380. in the light

“I remember first hearing In The Light on the radio when Physical Graffiti was brand new and I was maybe sixteen, and immediately thinking, okay, this is serious stuff. This is about something. Because by 1975, the music you found on the radio was less and less about anything. It was just predictable gruel, programmed to fill sloppy gaps between advertising. Not that I was sophisticated enough to voice it as such. I just knew something good was fast slipping away – all that cool significance that had been so prevalent way back when in 1972 and 3. Because when you’re that young, you just don’t know that’s how the world works – that it’s precisely the best, most beautiful and cool stuff that THEY consciously destroy, because that’s just the kind of gangsters they are. But you are beginning to suspect something. And more to the point, you’re not just waiting for it to come to you anymore, you’re starting to go after it. The Light, that is. Everybody needs some light.” (Philip Random)

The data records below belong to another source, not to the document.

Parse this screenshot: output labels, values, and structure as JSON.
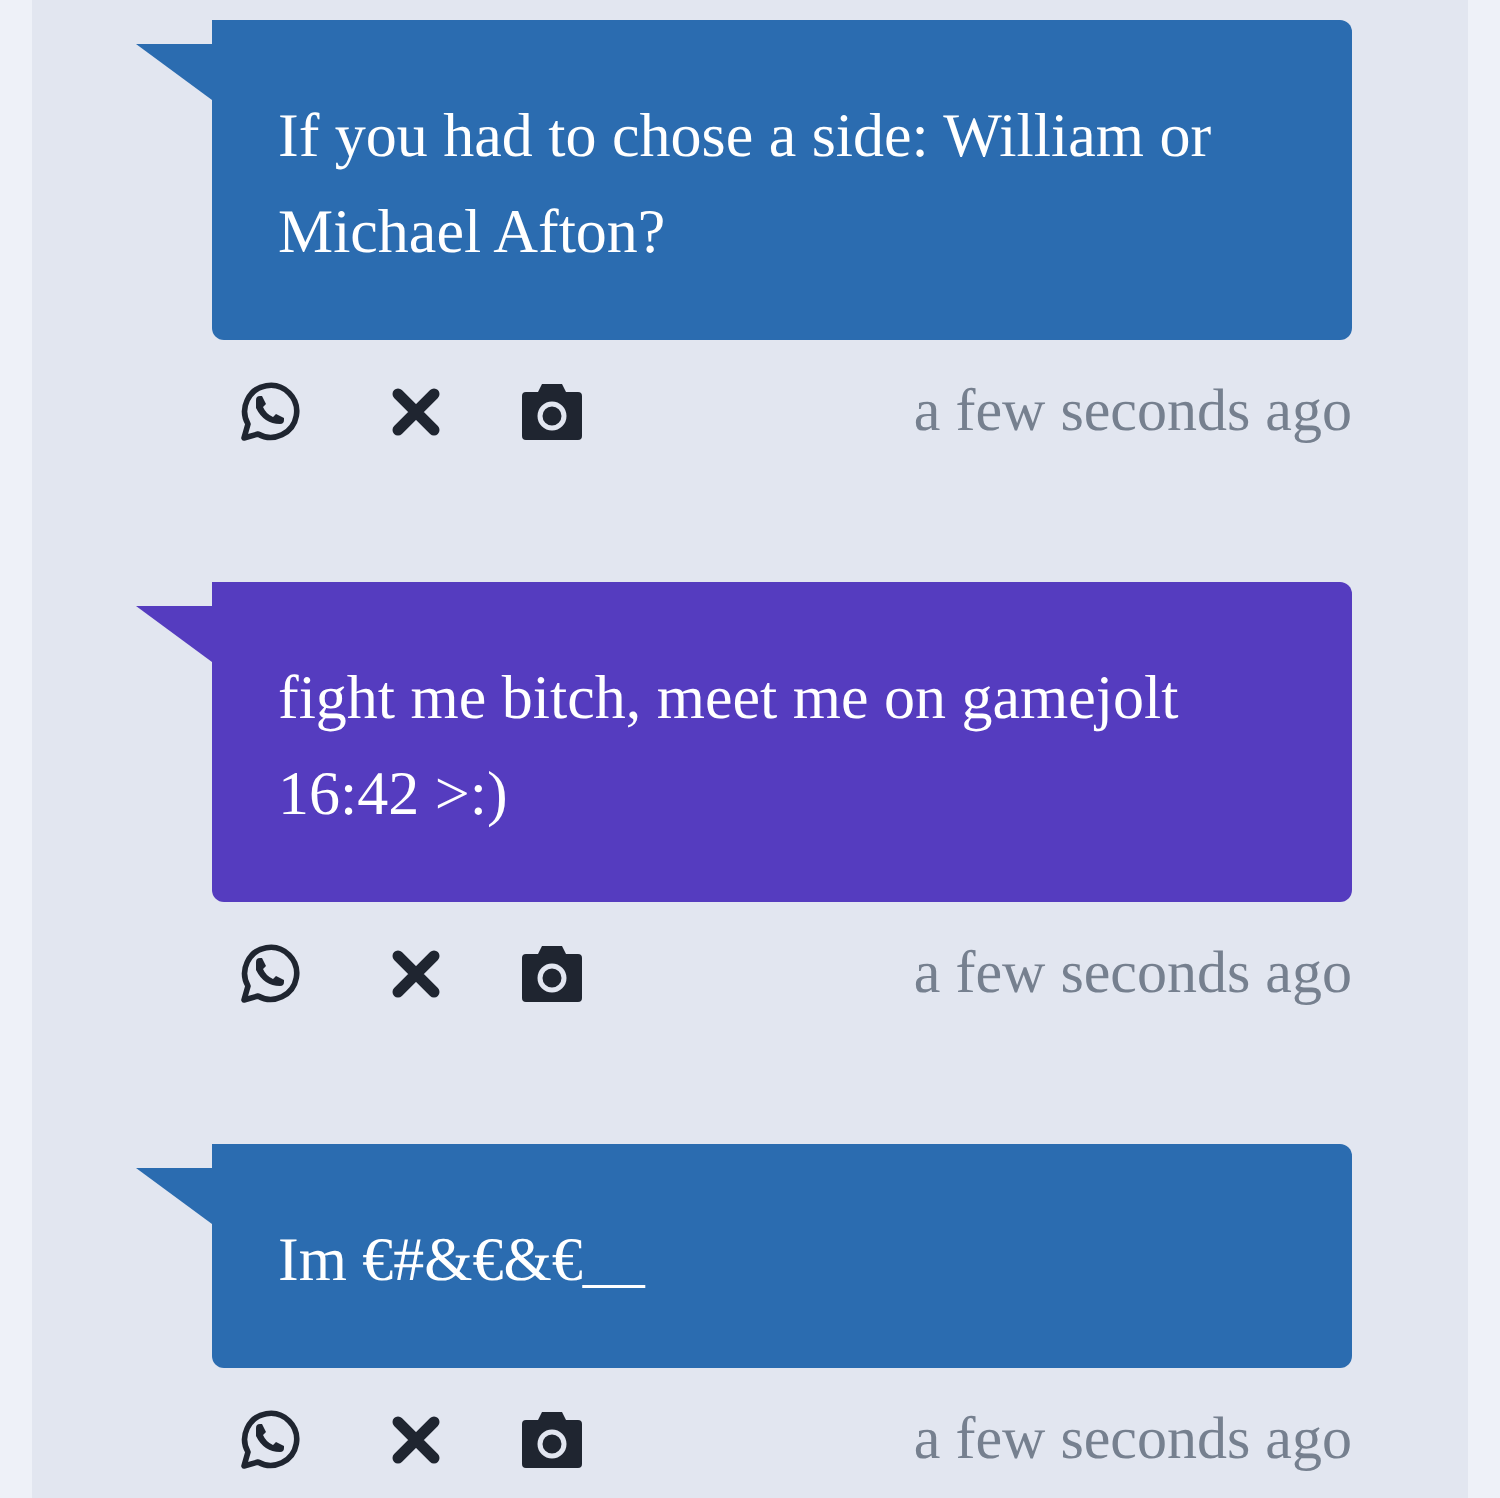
{
  "messages": [
    {
      "text": "If you had to chose a side: William or Michael Afton?",
      "color": "#2b6cb0",
      "time": "a few seconds ago"
    },
    {
      "text": "fight me bitch, meet me on gamejolt 16:42 >:)",
      "color": "#553cbf",
      "time": "a few seconds ago"
    },
    {
      "text": "Im €#&€&€__",
      "color": "#2b6cb0",
      "time": "a few seconds ago"
    }
  ]
}
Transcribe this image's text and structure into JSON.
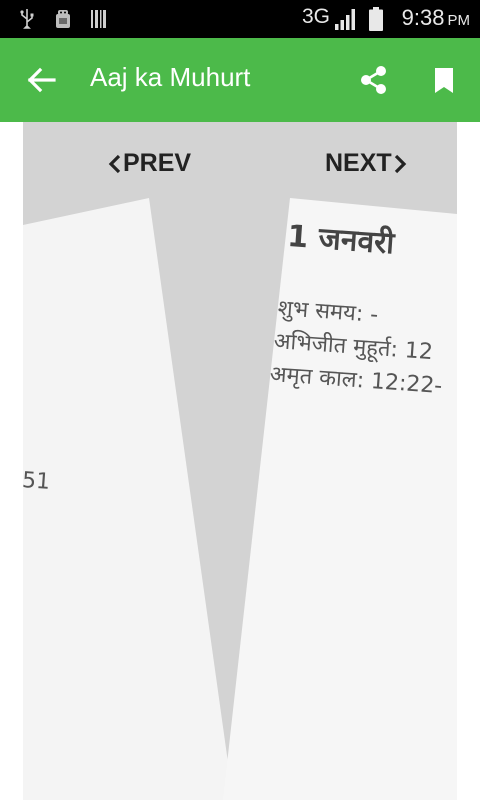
{
  "status_bar": {
    "network": "3G",
    "time": "9:38",
    "ampm": "PM",
    "icons": [
      "usb-icon",
      "android-debug-icon",
      "barcode-icon",
      "signal-icon",
      "battery-icon"
    ]
  },
  "app_bar": {
    "title": "Aaj ka Muhurt",
    "color": "#4cba4a",
    "icons": [
      "back-arrow-icon",
      "share-icon",
      "bookmark-icon"
    ]
  },
  "navigation": {
    "prev_label": "PREV",
    "next_label": "NEXT"
  },
  "right_page": {
    "date": "1 जनवरी",
    "shubh_samay": "शुभ समय: -",
    "abhijit_muhurt": "अभिजीत मुहूर्त: 12",
    "amrit_kaal": "अमृत काल: 12:22-"
  },
  "left_page": {
    "fragment": "51"
  }
}
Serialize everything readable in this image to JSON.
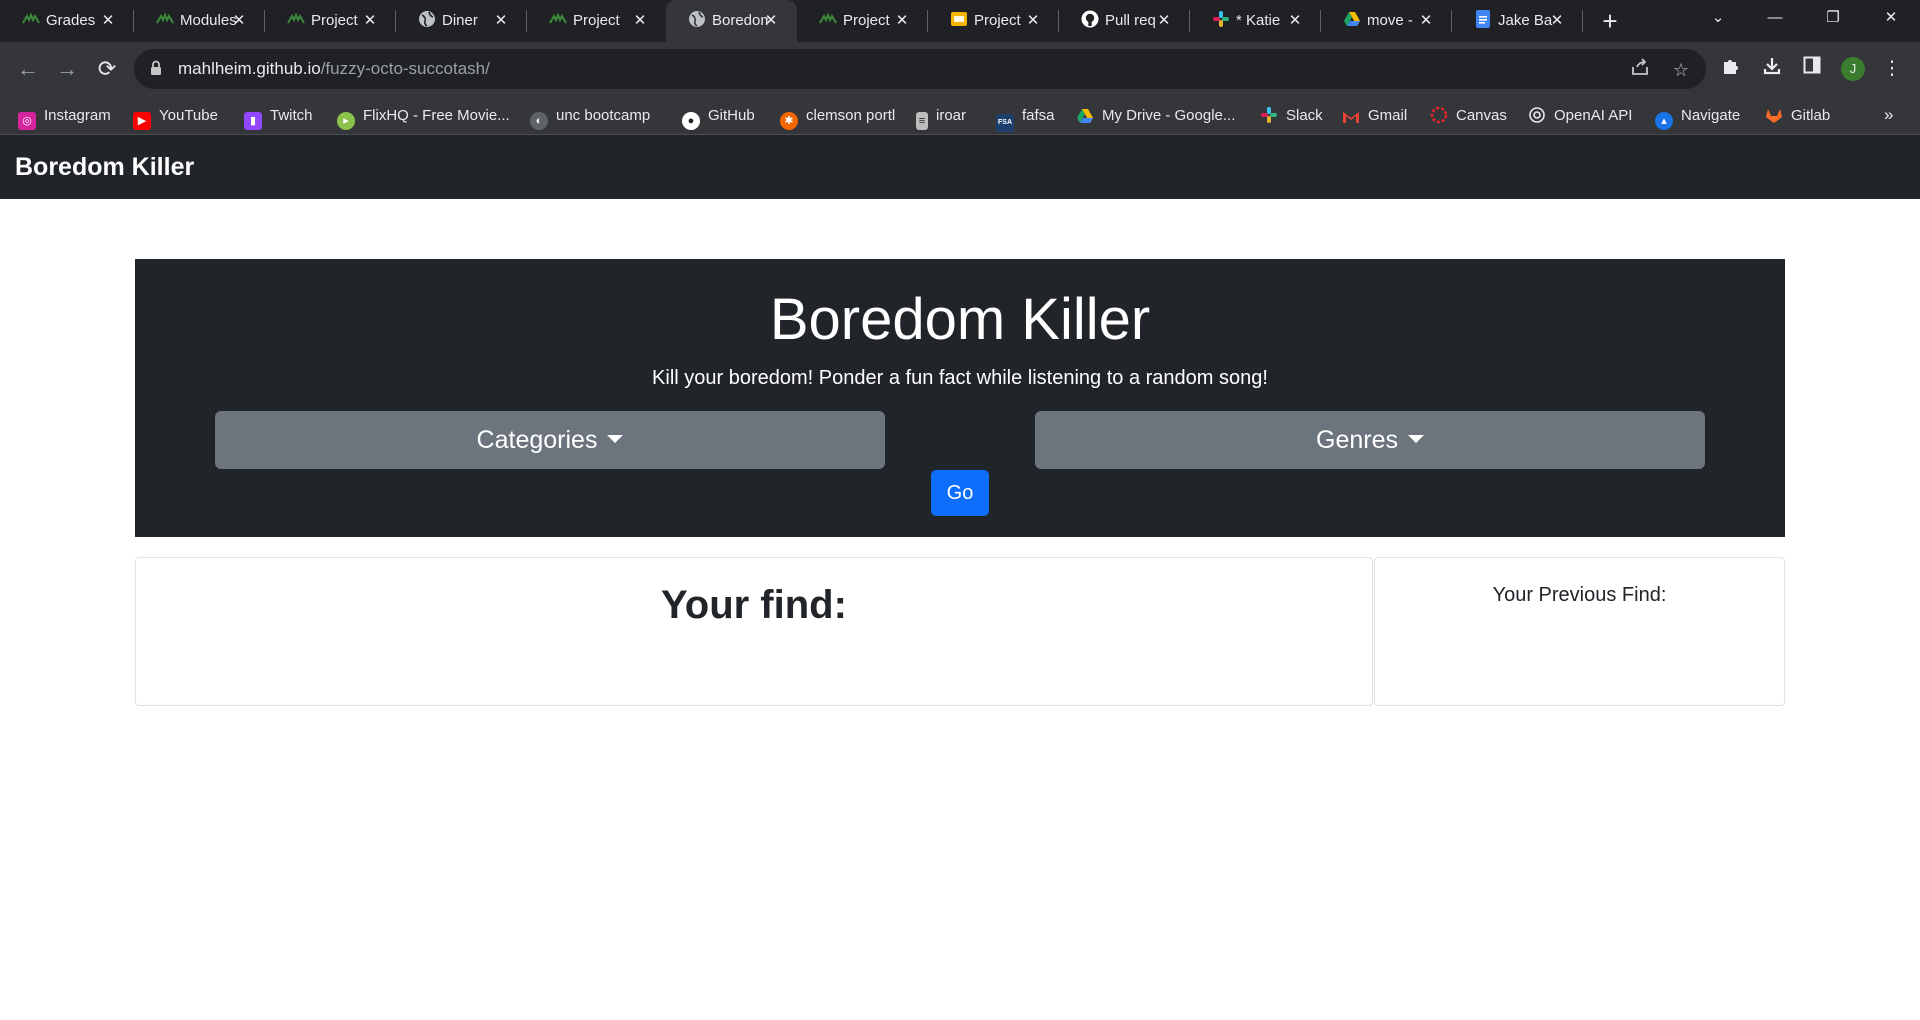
{
  "browser": {
    "tabs": [
      {
        "title": "Grades",
        "icon": "bootcamp-icon"
      },
      {
        "title": "Modules",
        "icon": "bootcamp-icon"
      },
      {
        "title": "Project",
        "icon": "bootcamp-icon"
      },
      {
        "title": "Diner",
        "icon": "globe-icon"
      },
      {
        "title": "Project",
        "icon": "bootcamp-icon"
      },
      {
        "title": "Boredom",
        "icon": "globe-icon",
        "active": true
      },
      {
        "title": "Project",
        "icon": "bootcamp-icon"
      },
      {
        "title": "Project",
        "icon": "slides-icon"
      },
      {
        "title": "Pull req",
        "icon": "github-icon"
      },
      {
        "title": "* Katie",
        "icon": "slack-icon"
      },
      {
        "title": "move -",
        "icon": "drive-icon"
      },
      {
        "title": "Jake Ba",
        "icon": "docs-icon"
      }
    ],
    "new_tab_label": "+",
    "address": {
      "host": "mahlheim.github.io",
      "path": "/fuzzy-octo-succotash/"
    },
    "profile_initial": "J",
    "bookmarks": [
      {
        "label": "Instagram",
        "icon": "instagram-icon",
        "color": "#d6249f"
      },
      {
        "label": "YouTube",
        "icon": "youtube-icon",
        "color": "#ff0000"
      },
      {
        "label": "Twitch",
        "icon": "twitch-icon",
        "color": "#9146ff"
      },
      {
        "label": "FlixHQ - Free Movie...",
        "icon": "flixhq-icon",
        "color": "#8bc34a"
      },
      {
        "label": "unc bootcamp",
        "icon": "globe-icon",
        "color": "#5f6368"
      },
      {
        "label": "GitHub",
        "icon": "github-icon",
        "color": "#202124"
      },
      {
        "label": "clemson portl",
        "icon": "paw-icon",
        "color": "#f56600"
      },
      {
        "label": "iroar",
        "icon": "doc-icon",
        "color": "#bdbdbd"
      },
      {
        "label": "fafsa",
        "icon": "fsa-icon",
        "color": "#1d3f6e"
      },
      {
        "label": "My Drive - Google...",
        "icon": "drive-icon",
        "color": "#1fa463"
      },
      {
        "label": "Slack",
        "icon": "slack-icon",
        "color": "#e01e5a"
      },
      {
        "label": "Gmail",
        "icon": "gmail-icon",
        "color": "#ea4335"
      },
      {
        "label": "Canvas",
        "icon": "canvas-icon",
        "color": "#e72429"
      },
      {
        "label": "OpenAI API",
        "icon": "openai-icon",
        "color": "#202124"
      },
      {
        "label": "Navigate",
        "icon": "navigate-icon",
        "color": "#1a73e8"
      },
      {
        "label": "Gitlab",
        "icon": "gitlab-icon",
        "color": "#fc6d26"
      }
    ]
  },
  "navbar": {
    "brand": "Boredom Killer"
  },
  "hero": {
    "title": "Boredom Killer",
    "lead": "Kill your boredom! Ponder a fun fact while listening to a random song!",
    "categories_label": "Categories",
    "genres_label": "Genres",
    "go_label": "Go"
  },
  "results": {
    "find_heading": "Your find:",
    "previous_heading": "Your Previous Find:"
  },
  "colors": {
    "dark": "#212529",
    "secondary": "#6c757d",
    "primary": "#0d6efd"
  }
}
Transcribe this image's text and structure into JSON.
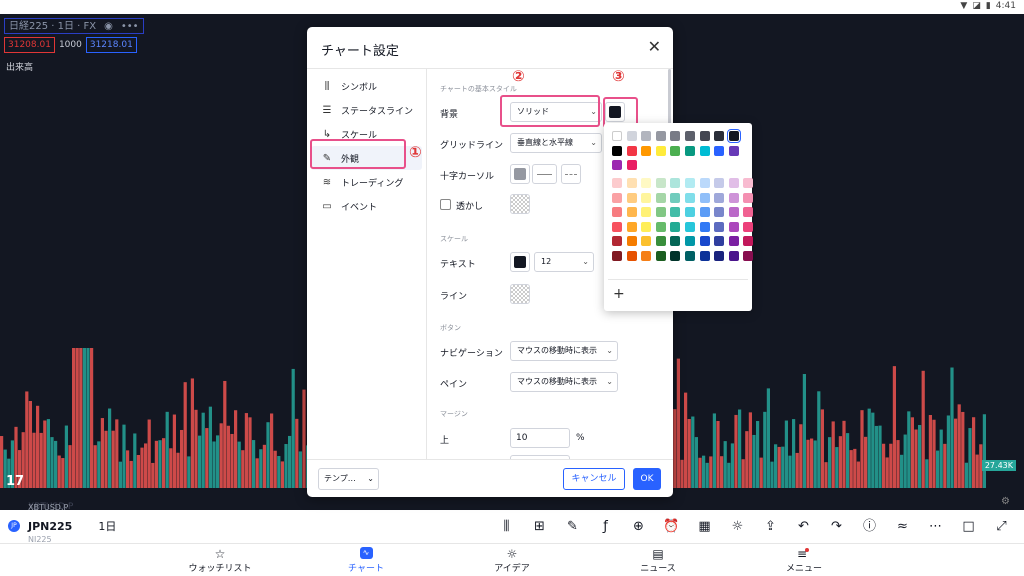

861. custard pie

A Led Zeppelin rocker from 1975’s Physical Graffiti, but for Philip Random, it was more of a 1988 record. “A pivotal year for me. At the time, it was just something to be endured, one of those phases where the winter winds never stopped howling, even in the middle of summer (figuratively speaking of course). The Winter of Hate we ended up calling it. Aliens with a hunger for human flesh had taken over all the world’s governments and the only thing worth laughing about was that nothing was funny anymore. Musically, this manifested in a lot of pure raw noise as even punk/hardcore wasn’t really fierce enough anymore. Or maybe I was jonesing for some honest, raw, nasty blues – the kind of stuff Led Zeppelin had in ample supply on their biggest, longest, last truly great album. Man did it sound right!”